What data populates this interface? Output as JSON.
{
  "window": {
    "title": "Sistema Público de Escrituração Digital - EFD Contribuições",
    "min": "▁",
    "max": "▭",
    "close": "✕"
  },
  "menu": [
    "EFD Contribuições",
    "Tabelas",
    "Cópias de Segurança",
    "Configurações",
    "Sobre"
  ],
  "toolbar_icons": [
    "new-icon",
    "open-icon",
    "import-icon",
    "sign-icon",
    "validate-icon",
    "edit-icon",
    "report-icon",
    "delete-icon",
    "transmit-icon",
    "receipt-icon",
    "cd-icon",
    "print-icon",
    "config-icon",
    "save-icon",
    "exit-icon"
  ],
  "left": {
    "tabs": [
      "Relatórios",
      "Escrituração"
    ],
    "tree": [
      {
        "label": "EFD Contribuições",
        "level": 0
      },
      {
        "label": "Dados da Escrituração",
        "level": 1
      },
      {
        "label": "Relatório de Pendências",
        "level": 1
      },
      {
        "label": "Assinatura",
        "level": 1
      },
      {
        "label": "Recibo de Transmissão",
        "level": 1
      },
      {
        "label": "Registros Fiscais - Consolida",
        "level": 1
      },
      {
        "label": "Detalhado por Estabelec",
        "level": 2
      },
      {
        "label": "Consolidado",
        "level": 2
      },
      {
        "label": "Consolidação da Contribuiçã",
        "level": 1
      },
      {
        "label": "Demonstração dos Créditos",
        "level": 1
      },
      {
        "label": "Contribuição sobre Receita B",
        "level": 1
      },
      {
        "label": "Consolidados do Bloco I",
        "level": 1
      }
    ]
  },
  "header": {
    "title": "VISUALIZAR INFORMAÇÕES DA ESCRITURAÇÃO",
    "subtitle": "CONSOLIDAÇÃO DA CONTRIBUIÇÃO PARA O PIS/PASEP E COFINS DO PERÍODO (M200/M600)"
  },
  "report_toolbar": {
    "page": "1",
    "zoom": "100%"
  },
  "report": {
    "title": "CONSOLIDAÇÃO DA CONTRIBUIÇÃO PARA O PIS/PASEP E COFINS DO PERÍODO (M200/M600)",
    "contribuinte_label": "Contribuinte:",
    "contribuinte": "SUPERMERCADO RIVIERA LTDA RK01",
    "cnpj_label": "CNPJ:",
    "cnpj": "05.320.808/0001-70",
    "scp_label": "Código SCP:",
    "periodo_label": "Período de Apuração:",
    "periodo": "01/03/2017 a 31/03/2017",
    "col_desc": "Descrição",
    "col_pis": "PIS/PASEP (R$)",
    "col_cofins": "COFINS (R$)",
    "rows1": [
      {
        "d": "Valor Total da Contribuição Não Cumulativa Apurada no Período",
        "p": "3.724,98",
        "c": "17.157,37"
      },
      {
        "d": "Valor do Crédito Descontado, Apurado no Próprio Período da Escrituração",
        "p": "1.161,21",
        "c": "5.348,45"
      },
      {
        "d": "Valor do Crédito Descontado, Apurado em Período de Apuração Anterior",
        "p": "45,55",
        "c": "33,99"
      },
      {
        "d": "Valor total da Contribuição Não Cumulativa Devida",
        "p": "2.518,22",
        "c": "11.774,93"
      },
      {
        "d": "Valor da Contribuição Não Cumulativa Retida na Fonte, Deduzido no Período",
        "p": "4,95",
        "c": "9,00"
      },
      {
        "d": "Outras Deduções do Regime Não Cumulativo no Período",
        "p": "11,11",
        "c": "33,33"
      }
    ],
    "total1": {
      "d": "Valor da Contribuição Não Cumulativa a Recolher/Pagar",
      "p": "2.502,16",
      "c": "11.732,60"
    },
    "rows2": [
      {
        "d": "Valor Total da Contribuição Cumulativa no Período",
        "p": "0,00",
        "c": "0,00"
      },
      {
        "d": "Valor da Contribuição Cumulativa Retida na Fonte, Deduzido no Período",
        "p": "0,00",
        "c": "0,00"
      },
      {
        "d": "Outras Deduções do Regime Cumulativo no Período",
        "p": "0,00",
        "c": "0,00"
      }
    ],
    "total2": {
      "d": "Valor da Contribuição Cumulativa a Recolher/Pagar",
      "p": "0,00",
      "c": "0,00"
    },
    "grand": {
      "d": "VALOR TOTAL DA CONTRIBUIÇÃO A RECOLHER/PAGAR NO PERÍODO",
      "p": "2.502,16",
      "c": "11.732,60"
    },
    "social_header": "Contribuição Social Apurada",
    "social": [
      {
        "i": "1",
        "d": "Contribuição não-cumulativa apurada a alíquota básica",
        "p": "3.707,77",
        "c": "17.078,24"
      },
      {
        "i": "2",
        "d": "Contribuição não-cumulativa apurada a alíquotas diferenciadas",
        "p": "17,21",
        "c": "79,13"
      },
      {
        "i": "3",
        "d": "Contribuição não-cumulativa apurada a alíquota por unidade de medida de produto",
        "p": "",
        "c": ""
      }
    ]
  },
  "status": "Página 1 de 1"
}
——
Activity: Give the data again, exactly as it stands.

Worked solution:
What data populates this interface? Output as JSON.
{
  "window": {
    "title": "Sistema Público de Escrituração Digital - EFD Contribuições",
    "min": "▁",
    "max": "▭",
    "close": "✕"
  },
  "menu": [
    "EFD Contribuições",
    "Tabelas",
    "Cópias de Segurança",
    "Configurações",
    "Sobre"
  ],
  "toolbar_icons": [
    "new-icon",
    "open-icon",
    "import-icon",
    "sign-icon",
    "validate-icon",
    "edit-icon",
    "report-icon",
    "delete-icon",
    "transmit-icon",
    "receipt-icon",
    "cd-icon",
    "print-icon",
    "config-icon",
    "save-icon",
    "exit-icon"
  ],
  "left": {
    "tabs": [
      "Relatórios",
      "Escrituração"
    ],
    "tree": [
      {
        "label": "EFD Contribuições",
        "level": 0
      },
      {
        "label": "Dados da Escrituração",
        "level": 1
      },
      {
        "label": "Relatório de Pendências",
        "level": 1
      },
      {
        "label": "Assinatura",
        "level": 1
      },
      {
        "label": "Recibo de Transmissão",
        "level": 1
      },
      {
        "label": "Registros Fiscais - Consolida",
        "level": 1
      },
      {
        "label": "Detalhado por Estabelec",
        "level": 2
      },
      {
        "label": "Consolidado",
        "level": 2
      },
      {
        "label": "Consolidação da Contribuiçã",
        "level": 1
      },
      {
        "label": "Demonstração dos Créditos",
        "level": 1
      },
      {
        "label": "Contribuição sobre Receita B",
        "level": 1
      },
      {
        "label": "Consolidados do Bloco I",
        "level": 1
      }
    ]
  },
  "header": {
    "title": "VISUALIZAR INFORMAÇÕES DA ESCRITURAÇÃO",
    "subtitle": "CONSOLIDAÇÃO DA CONTRIBUIÇÃO PARA O PIS/PASEP E COFINS DO PERÍODO (M200/M600)"
  },
  "report_toolbar": {
    "page": "1",
    "zoom": "100%"
  },
  "report": {
    "title": "CONSOLIDAÇÃO DA CONTRIBUIÇÃO PARA O PIS/PASEP E COFINS DO PERÍODO (M200/M600)",
    "contribuinte_label": "Contribuinte:",
    "contribuinte": "SUPERMERCADO RIVIERA LTDA RK01",
    "cnpj_label": "CNPJ:",
    "cnpj": "05.320.808/0001-70",
    "scp_label": "Código SCP:",
    "periodo_label": "Período de Apuração:",
    "periodo": "01/03/2017 a 31/03/2017",
    "col_desc": "Descrição",
    "col_pis": "PIS/PASEP (R$)",
    "col_cofins": "COFINS (R$)",
    "rows1": [
      {
        "d": "Valor Total da Contribuição Não Cumulativa Apurada no Período",
        "p": "3.724,98",
        "c": "17.157,37"
      },
      {
        "d": "Valor do Crédito Descontado, Apurado no Próprio Período da Escrituração",
        "p": "1.161,21",
        "c": "5.348,45"
      },
      {
        "d": "Valor do Crédito Descontado, Apurado em Período de Apuração Anterior",
        "p": "45,55",
        "c": "33,99"
      },
      {
        "d": "Valor total da Contribuição Não Cumulativa Devida",
        "p": "2.518,22",
        "c": "11.774,93"
      },
      {
        "d": "Valor da Contribuição Não Cumulativa Retida na Fonte, Deduzido no Período",
        "p": "4,95",
        "c": "9,00"
      },
      {
        "d": "Outras Deduções do Regime Não Cumulativo no Período",
        "p": "11,11",
        "c": "33,33"
      }
    ],
    "total1": {
      "d": "Valor da Contribuição Não Cumulativa a Recolher/Pagar",
      "p": "2.502,16",
      "c": "11.732,60"
    },
    "rows2": [
      {
        "d": "Valor Total da Contribuição Cumulativa no Período",
        "p": "0,00",
        "c": "0,00"
      },
      {
        "d": "Valor da Contribuição Cumulativa Retida na Fonte, Deduzido no Período",
        "p": "0,00",
        "c": "0,00"
      },
      {
        "d": "Outras Deduções do Regime Cumulativo no Período",
        "p": "0,00",
        "c": "0,00"
      }
    ],
    "total2": {
      "d": "Valor da Contribuição Cumulativa a Recolher/Pagar",
      "p": "0,00",
      "c": "0,00"
    },
    "grand": {
      "d": "VALOR TOTAL DA CONTRIBUIÇÃO A RECOLHER/PAGAR NO PERÍODO",
      "p": "2.502,16",
      "c": "11.732,60"
    },
    "social_header": "Contribuição Social Apurada",
    "social": [
      {
        "i": "1",
        "d": "Contribuição não-cumulativa apurada a alíquota básica",
        "p": "3.707,77",
        "c": "17.078,24"
      },
      {
        "i": "2",
        "d": "Contribuição não-cumulativa apurada a alíquotas diferenciadas",
        "p": "17,21",
        "c": "79,13"
      },
      {
        "i": "3",
        "d": "Contribuição não-cumulativa apurada a alíquota por unidade de medida de produto",
        "p": "",
        "c": ""
      }
    ]
  },
  "status": "Página 1 de 1"
}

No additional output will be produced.